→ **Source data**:
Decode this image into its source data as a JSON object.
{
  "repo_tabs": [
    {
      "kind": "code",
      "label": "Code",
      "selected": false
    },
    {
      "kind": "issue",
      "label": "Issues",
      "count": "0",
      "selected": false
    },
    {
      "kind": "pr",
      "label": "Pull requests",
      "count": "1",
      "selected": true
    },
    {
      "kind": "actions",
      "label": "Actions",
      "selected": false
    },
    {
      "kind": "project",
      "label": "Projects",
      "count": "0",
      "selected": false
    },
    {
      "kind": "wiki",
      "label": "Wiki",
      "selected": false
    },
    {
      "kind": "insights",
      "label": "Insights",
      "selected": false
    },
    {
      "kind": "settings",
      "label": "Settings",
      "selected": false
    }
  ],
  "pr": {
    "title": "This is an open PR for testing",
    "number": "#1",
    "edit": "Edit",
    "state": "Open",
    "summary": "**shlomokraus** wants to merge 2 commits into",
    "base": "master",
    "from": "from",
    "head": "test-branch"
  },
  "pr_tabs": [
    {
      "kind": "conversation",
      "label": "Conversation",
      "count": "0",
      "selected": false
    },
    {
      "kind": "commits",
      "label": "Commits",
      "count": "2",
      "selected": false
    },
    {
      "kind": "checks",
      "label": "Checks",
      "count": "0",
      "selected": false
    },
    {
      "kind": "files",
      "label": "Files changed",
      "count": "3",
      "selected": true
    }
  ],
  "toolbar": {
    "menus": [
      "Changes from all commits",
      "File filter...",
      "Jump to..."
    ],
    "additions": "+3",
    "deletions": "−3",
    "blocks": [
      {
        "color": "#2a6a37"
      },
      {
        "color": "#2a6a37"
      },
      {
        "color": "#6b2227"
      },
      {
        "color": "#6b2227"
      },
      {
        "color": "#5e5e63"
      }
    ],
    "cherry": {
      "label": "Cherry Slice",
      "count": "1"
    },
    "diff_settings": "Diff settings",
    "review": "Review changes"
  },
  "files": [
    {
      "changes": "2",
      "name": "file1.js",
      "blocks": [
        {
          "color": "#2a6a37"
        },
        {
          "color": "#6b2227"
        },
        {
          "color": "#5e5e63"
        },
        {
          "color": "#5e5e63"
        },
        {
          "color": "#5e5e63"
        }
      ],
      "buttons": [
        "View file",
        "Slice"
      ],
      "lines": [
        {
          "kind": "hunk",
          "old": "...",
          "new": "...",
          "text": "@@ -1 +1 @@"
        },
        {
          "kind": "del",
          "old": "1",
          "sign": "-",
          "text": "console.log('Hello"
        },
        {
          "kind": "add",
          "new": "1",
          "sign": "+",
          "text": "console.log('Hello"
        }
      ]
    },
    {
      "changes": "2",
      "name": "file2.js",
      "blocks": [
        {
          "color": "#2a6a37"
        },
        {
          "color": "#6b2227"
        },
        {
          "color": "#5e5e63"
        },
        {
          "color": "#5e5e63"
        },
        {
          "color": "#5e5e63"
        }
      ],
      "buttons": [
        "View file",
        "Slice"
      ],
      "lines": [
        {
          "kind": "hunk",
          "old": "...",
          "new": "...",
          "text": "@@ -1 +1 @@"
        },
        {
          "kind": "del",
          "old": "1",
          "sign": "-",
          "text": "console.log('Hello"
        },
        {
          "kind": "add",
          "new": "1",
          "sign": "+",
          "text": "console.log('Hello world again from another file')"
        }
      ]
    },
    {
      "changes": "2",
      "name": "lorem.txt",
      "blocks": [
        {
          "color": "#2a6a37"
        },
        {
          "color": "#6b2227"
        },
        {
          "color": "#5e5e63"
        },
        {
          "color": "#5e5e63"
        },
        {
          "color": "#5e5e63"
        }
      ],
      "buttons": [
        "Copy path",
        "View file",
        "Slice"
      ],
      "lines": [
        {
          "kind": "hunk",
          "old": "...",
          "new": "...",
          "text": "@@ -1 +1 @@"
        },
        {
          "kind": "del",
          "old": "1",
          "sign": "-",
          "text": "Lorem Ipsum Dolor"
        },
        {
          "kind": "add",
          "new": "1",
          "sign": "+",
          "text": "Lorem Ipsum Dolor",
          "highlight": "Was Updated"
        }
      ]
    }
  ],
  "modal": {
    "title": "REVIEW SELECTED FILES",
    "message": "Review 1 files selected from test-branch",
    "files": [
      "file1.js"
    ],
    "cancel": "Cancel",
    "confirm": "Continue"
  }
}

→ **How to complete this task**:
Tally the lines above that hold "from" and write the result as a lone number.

→ **Answer to this problem**:
4